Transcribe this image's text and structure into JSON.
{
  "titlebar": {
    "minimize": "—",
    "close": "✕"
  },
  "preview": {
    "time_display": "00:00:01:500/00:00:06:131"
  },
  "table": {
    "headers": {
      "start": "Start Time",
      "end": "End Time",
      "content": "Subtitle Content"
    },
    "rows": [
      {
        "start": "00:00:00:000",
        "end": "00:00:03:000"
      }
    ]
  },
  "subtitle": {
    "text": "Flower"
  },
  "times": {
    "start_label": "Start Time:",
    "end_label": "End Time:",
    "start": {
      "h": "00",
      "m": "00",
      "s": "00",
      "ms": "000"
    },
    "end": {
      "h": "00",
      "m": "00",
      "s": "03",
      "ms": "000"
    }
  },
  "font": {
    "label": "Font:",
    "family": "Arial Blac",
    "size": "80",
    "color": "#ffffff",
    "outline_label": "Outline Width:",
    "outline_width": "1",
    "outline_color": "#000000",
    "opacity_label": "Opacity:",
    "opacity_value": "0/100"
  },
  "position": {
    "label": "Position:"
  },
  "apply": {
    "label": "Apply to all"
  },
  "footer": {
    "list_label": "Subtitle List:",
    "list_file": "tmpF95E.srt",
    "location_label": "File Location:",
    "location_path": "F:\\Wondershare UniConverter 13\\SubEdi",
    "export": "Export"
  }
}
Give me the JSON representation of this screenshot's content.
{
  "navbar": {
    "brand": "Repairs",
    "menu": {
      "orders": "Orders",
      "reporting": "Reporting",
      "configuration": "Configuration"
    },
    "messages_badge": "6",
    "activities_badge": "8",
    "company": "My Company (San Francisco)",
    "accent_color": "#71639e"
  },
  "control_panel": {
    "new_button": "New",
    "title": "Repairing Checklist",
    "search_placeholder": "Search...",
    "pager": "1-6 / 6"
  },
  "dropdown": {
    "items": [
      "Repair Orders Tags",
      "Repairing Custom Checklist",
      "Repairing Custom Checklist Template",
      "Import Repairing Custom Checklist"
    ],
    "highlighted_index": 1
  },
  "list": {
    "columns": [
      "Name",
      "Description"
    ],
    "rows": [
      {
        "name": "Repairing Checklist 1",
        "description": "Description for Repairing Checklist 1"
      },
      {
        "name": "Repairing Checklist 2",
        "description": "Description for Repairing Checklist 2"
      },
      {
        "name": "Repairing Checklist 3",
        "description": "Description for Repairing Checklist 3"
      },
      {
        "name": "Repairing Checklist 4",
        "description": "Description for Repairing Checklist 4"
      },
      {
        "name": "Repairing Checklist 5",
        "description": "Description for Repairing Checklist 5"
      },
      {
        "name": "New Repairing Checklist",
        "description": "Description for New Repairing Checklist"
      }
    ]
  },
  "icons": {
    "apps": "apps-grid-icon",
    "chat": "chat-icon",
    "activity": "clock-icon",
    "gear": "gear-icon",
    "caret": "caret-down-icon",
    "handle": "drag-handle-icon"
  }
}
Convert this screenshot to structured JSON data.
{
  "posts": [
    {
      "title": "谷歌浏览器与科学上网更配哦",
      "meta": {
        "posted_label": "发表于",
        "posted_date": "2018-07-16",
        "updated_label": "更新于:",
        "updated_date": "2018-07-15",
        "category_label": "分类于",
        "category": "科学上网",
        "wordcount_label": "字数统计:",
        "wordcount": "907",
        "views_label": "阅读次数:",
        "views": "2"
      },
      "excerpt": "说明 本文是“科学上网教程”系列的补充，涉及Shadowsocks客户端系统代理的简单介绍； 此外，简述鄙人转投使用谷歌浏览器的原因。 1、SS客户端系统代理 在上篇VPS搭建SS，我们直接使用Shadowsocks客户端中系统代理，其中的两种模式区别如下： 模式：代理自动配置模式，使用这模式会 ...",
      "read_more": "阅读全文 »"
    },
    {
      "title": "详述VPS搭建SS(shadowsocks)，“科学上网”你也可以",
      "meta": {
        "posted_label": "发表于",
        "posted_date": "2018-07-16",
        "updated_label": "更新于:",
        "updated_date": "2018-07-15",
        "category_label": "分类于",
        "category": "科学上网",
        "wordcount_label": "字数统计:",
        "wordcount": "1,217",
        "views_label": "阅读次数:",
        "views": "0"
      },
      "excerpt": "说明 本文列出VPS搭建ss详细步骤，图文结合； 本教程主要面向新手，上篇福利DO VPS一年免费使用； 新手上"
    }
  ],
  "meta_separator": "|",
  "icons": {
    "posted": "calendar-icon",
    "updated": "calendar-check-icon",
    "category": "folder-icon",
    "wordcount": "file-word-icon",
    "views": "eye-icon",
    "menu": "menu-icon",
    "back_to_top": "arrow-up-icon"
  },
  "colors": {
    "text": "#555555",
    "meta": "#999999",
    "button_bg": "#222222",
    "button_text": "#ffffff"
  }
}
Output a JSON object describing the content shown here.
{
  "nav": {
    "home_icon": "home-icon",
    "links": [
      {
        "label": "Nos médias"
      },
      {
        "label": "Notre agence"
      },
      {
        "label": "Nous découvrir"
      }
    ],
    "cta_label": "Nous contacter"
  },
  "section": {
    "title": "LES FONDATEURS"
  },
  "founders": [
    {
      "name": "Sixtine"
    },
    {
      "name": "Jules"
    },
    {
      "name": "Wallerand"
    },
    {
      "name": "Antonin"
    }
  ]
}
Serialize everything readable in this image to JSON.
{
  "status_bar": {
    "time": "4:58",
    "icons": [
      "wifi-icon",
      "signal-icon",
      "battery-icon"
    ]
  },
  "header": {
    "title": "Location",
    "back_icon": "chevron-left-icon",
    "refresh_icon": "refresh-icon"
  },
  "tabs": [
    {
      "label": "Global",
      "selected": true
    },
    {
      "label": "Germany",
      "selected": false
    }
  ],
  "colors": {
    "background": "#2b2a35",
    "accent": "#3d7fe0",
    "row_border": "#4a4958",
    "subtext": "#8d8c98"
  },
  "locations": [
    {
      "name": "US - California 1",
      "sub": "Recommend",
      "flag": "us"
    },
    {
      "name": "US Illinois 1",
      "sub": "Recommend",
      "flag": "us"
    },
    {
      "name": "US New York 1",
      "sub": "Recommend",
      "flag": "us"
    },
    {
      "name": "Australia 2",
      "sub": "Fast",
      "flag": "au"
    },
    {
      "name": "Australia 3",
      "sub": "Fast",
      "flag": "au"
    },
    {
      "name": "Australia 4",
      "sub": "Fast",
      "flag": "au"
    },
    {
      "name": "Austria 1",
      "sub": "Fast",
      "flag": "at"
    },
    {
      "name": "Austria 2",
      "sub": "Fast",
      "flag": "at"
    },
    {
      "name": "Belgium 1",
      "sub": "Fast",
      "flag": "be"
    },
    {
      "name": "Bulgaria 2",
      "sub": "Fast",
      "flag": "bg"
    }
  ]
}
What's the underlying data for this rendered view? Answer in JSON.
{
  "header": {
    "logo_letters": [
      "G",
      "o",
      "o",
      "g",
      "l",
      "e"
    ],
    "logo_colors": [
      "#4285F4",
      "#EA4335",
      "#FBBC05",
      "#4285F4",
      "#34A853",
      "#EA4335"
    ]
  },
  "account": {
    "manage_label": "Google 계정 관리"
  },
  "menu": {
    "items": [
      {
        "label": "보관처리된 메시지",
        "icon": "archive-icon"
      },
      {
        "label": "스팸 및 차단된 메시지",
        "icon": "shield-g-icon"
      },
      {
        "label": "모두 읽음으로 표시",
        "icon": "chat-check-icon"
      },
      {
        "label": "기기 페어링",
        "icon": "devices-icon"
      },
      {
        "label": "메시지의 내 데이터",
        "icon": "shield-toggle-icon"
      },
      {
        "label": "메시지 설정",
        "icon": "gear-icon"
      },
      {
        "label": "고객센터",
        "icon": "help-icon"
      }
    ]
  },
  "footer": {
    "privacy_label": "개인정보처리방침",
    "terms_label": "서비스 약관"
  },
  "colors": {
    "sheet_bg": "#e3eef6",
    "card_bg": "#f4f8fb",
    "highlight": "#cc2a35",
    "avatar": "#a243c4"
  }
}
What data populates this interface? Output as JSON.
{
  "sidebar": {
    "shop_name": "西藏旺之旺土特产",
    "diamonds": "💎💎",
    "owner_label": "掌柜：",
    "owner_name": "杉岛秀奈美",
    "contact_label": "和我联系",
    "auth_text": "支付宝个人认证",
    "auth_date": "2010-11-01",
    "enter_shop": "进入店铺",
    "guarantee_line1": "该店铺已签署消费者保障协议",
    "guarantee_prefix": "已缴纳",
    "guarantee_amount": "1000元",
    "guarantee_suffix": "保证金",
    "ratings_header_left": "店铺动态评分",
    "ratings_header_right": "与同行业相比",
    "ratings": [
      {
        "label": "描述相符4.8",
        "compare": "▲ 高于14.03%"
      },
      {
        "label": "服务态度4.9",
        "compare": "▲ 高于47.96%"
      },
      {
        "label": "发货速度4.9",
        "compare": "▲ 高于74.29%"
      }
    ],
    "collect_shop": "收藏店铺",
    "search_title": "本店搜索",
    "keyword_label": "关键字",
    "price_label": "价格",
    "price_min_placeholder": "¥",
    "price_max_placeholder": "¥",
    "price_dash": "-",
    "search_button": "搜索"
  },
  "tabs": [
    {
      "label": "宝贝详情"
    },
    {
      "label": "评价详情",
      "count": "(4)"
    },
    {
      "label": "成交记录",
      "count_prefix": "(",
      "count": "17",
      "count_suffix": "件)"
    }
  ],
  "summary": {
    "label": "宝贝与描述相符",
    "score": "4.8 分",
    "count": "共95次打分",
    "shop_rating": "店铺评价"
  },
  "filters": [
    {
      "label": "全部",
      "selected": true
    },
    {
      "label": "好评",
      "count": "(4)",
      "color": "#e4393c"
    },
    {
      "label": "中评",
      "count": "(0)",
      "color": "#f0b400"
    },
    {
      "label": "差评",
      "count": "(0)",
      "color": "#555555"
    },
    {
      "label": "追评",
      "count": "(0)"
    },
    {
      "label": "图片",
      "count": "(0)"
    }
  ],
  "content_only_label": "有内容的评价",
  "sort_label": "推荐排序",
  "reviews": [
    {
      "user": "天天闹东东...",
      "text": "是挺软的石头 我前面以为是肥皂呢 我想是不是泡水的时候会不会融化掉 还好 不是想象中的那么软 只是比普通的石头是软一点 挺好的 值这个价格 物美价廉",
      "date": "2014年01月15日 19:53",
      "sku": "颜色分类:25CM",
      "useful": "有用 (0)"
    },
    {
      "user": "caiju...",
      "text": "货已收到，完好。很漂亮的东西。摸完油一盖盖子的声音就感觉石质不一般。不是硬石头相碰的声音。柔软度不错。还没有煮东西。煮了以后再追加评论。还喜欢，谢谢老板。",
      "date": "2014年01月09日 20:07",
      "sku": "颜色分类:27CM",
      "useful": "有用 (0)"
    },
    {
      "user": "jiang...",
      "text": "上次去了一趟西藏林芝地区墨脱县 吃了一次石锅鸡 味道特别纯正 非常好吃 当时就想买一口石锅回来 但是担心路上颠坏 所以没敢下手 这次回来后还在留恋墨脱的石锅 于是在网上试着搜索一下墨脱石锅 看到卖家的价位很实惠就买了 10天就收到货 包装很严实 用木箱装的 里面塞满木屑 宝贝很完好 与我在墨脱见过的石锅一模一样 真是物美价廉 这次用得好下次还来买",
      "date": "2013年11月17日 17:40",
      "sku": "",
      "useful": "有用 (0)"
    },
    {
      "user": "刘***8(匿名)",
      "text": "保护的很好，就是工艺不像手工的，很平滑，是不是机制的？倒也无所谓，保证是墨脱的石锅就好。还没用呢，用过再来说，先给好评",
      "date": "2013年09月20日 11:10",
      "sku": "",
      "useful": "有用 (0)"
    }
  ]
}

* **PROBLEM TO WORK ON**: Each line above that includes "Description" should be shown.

* **SOLUTION TO THIS PROBLEM**:
      "Description"
        "description": "Description for Repairing Checklist 1"
        "description": "Description for Repairing Checklist 2"
        "description": "Description for Repairing Checklist 3"
        "description": "Description for Repairing Checklist 4"
        "description": "Description for Repairing Checklist 5"
        "description": "Description for New Repairing Checklist"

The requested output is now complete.